• _Aim of the task_: Copy every record that appears below, exactly as it stands.
** The data follows **
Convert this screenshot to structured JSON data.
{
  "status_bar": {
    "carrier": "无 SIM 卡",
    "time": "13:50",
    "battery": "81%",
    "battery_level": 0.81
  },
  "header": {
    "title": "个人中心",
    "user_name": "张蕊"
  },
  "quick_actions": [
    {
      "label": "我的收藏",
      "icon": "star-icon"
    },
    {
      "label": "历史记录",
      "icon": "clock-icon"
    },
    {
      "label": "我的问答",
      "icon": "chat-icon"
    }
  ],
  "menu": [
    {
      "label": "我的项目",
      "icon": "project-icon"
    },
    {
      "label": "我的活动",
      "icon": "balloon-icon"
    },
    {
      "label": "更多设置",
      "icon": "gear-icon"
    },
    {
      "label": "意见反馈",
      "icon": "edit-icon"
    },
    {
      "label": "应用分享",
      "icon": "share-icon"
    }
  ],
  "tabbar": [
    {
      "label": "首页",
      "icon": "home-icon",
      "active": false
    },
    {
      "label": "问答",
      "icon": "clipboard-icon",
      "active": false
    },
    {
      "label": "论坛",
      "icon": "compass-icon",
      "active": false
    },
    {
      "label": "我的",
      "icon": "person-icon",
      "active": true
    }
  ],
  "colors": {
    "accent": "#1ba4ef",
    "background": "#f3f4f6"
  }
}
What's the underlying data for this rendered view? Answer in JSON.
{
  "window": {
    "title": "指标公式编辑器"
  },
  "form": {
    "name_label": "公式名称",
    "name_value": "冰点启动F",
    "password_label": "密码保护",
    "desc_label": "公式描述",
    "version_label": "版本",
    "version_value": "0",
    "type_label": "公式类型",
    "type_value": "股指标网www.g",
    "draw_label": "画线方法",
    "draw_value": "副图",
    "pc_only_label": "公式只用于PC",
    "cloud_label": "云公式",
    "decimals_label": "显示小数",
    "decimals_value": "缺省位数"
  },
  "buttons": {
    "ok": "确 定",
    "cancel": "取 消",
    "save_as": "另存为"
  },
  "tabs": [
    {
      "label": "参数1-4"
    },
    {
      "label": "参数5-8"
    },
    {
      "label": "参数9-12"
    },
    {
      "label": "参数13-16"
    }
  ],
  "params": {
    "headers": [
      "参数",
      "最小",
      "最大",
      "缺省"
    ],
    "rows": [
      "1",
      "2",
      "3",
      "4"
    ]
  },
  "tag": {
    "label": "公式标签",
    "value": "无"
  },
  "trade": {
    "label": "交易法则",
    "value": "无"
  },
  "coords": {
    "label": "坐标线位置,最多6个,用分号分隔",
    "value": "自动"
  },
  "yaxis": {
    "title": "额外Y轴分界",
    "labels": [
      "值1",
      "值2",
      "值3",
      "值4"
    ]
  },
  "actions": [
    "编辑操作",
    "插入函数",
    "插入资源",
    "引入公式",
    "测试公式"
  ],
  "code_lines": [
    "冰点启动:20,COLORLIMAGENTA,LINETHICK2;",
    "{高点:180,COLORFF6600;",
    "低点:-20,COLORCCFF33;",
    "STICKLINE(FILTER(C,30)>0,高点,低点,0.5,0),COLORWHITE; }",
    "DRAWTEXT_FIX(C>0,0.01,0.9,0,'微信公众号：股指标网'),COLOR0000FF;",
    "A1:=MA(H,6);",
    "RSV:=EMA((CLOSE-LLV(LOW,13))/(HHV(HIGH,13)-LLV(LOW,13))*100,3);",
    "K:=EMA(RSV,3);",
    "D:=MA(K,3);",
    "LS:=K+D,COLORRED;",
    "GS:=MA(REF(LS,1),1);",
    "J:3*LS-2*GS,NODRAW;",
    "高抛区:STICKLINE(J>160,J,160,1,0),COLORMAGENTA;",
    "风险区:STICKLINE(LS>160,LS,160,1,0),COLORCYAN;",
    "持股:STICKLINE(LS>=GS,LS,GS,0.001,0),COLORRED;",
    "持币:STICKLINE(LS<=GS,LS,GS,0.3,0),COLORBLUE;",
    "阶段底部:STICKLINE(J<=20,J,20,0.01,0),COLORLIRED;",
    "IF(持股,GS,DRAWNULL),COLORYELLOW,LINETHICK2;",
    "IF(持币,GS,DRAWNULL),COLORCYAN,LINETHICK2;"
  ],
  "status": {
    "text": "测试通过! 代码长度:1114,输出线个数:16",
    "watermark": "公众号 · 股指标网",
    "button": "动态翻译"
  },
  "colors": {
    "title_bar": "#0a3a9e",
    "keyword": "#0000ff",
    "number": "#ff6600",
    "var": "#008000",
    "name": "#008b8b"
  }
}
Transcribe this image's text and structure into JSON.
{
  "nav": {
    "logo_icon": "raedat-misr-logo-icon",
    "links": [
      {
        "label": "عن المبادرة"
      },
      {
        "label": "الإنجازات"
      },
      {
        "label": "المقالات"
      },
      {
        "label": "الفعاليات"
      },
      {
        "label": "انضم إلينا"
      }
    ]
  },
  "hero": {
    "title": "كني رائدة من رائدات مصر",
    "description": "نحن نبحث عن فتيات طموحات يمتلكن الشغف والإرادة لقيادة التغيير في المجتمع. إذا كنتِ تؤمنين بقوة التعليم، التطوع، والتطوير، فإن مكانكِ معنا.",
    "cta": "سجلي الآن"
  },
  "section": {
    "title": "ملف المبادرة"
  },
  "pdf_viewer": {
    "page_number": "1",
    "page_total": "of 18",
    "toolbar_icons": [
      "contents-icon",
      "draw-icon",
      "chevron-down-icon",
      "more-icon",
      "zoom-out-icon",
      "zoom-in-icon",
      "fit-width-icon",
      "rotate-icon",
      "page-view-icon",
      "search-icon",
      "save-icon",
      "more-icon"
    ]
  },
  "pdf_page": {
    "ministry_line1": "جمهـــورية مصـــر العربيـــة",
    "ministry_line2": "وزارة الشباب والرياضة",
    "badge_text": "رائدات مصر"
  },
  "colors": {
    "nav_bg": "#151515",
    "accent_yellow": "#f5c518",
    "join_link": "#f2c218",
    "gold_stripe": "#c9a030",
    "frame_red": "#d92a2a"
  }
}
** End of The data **
• _Written answer_:
Convert this screenshot to structured JSON data.
{
  "status_bar": {
    "carrier": "无 SIM 卡",
    "time": "13:50",
    "battery": "81%",
    "battery_level": 0.81
  },
  "header": {
    "title": "个人中心",
    "user_name": "张蕊"
  },
  "quick_actions": [
    {
      "label": "我的收藏",
      "icon": "star-icon"
    },
    {
      "label": "历史记录",
      "icon": "clock-icon"
    },
    {
      "label": "我的问答",
      "icon": "chat-icon"
    }
  ],
  "menu": [
    {
      "label": "我的项目",
      "icon": "project-icon"
    },
    {
      "label": "我的活动",
      "icon": "balloon-icon"
    },
    {
      "label": "更多设置",
      "icon": "gear-icon"
    },
    {
      "label": "意见反馈",
      "icon": "edit-icon"
    },
    {
      "label": "应用分享",
      "icon": "share-icon"
    }
  ],
  "tabbar": [
    {
      "label": "首页",
      "icon": "home-icon",
      "active": false
    },
    {
      "label": "问答",
      "icon": "clipboard-icon",
      "active": false
    },
    {
      "label": "论坛",
      "icon": "compass-icon",
      "active": false
    },
    {
      "label": "我的",
      "icon": "person-icon",
      "active": true
    }
  ],
  "colors": {
    "accent": "#1ba4ef",
    "background": "#f3f4f6"
  }
}
What's the underlying data for this rendered view? Answer in JSON.
{
  "window": {
    "title": "指标公式编辑器"
  },
  "form": {
    "name_label": "公式名称",
    "name_value": "冰点启动F",
    "password_label": "密码保护",
    "desc_label": "公式描述",
    "version_label": "版本",
    "version_value": "0",
    "type_label": "公式类型",
    "type_value": "股指标网www.g",
    "draw_label": "画线方法",
    "draw_value": "副图",
    "pc_only_label": "公式只用于PC",
    "cloud_label": "云公式",
    "decimals_label": "显示小数",
    "decimals_value": "缺省位数"
  },
  "buttons": {
    "ok": "确 定",
    "cancel": "取 消",
    "save_as": "另存为"
  },
  "tabs": [
    {
      "label": "参数1-4"
    },
    {
      "label": "参数5-8"
    },
    {
      "label": "参数9-12"
    },
    {
      "label": "参数13-16"
    }
  ],
  "params": {
    "headers": [
      "参数",
      "最小",
      "最大",
      "缺省"
    ],
    "rows": [
      "1",
      "2",
      "3",
      "4"
    ]
  },
  "tag": {
    "label": "公式标签",
    "value": "无"
  },
  "trade": {
    "label": "交易法则",
    "value": "无"
  },
  "coords": {
    "label": "坐标线位置,最多6个,用分号分隔",
    "value": "自动"
  },
  "yaxis": {
    "title": "额外Y轴分界",
    "labels": [
      "值1",
      "值2",
      "值3",
      "值4"
    ]
  },
  "actions": [
    "编辑操作",
    "插入函数",
    "插入资源",
    "引入公式",
    "测试公式"
  ],
  "code_lines": [
    "冰点启动:20,COLORLIMAGENTA,LINETHICK2;",
    "{高点:180,COLORFF6600;",
    "低点:-20,COLORCCFF33;",
    "STICKLINE(FILTER(C,30)>0,高点,低点,0.5,0),COLORWHITE; }",
    "DRAWTEXT_FIX(C>0,0.01,0.9,0,'微信公众号：股指标网'),COLOR0000FF;",
    "A1:=MA(H,6);",
    "RSV:=EMA((CLOSE-LLV(LOW,13))/(HHV(HIGH,13)-LLV(LOW,13))*100,3);",
    "K:=EMA(RSV,3);",
    "D:=MA(K,3);",
    "LS:=K+D,COLORRED;",
    "GS:=MA(REF(LS,1),1);",
    "J:3*LS-2*GS,NODRAW;",
    "高抛区:STICKLINE(J>160,J,160,1,0),COLORMAGENTA;",
    "风险区:STICKLINE(LS>160,LS,160,1,0),COLORCYAN;",
    "持股:STICKLINE(LS>=GS,LS,GS,0.001,0),COLORRED;",
    "持币:STICKLINE(LS<=GS,LS,GS,0.3,0),COLORBLUE;",
    "阶段底部:STICKLINE(J<=20,J,20,0.01,0),COLORLIRED;",
    "IF(持股,GS,DRAWNULL),COLORYELLOW,LINETHICK2;",
    "IF(持币,GS,DRAWNULL),COLORCYAN,LINETHICK2;"
  ],
  "status": {
    "text": "测试通过! 代码长度:1114,输出线个数:16",
    "watermark": "公众号 · 股指标网",
    "button": "动态翻译"
  },
  "colors": {
    "title_bar": "#0a3a9e",
    "keyword": "#0000ff",
    "number": "#ff6600",
    "var": "#008000",
    "name": "#008b8b"
  }
}
Transcribe this image's text and structure into JSON.
{
  "nav": {
    "logo_icon": "raedat-misr-logo-icon",
    "links": [
      {
        "label": "عن المبادرة"
      },
      {
        "label": "الإنجازات"
      },
      {
        "label": "المقالات"
      },
      {
        "label": "الفعاليات"
      },
      {
        "label": "انضم إلينا"
      }
    ]
  },
  "hero": {
    "title": "كني رائدة من رائدات مصر",
    "description": "نحن نبحث عن فتيات طموحات يمتلكن الشغف والإرادة لقيادة التغيير في المجتمع. إذا كنتِ تؤمنين بقوة التعليم، التطوع، والتطوير، فإن مكانكِ معنا.",
    "cta": "سجلي الآن"
  },
  "section": {
    "title": "ملف المبادرة"
  },
  "pdf_viewer": {
    "page_number": "1",
    "page_total": "of 18",
    "toolbar_icons": [
      "contents-icon",
      "draw-icon",
      "chevron-down-icon",
      "more-icon",
      "zoom-out-icon",
      "zoom-in-icon",
      "fit-width-icon",
      "rotate-icon",
      "page-view-icon",
      "search-icon",
      "save-icon",
      "more-icon"
    ]
  },
  "pdf_page": {
    "ministry_line1": "جمهـــورية مصـــر العربيـــة",
    "ministry_line2": "وزارة الشباب والرياضة",
    "badge_text": "رائدات مصر"
  },
  "colors": {
    "nav_bg": "#151515",
    "accent_yellow": "#f5c518",
    "join_link": "#f2c218",
    "gold_stripe": "#c9a030",
    "frame_red": "#d92a2a"
  }
}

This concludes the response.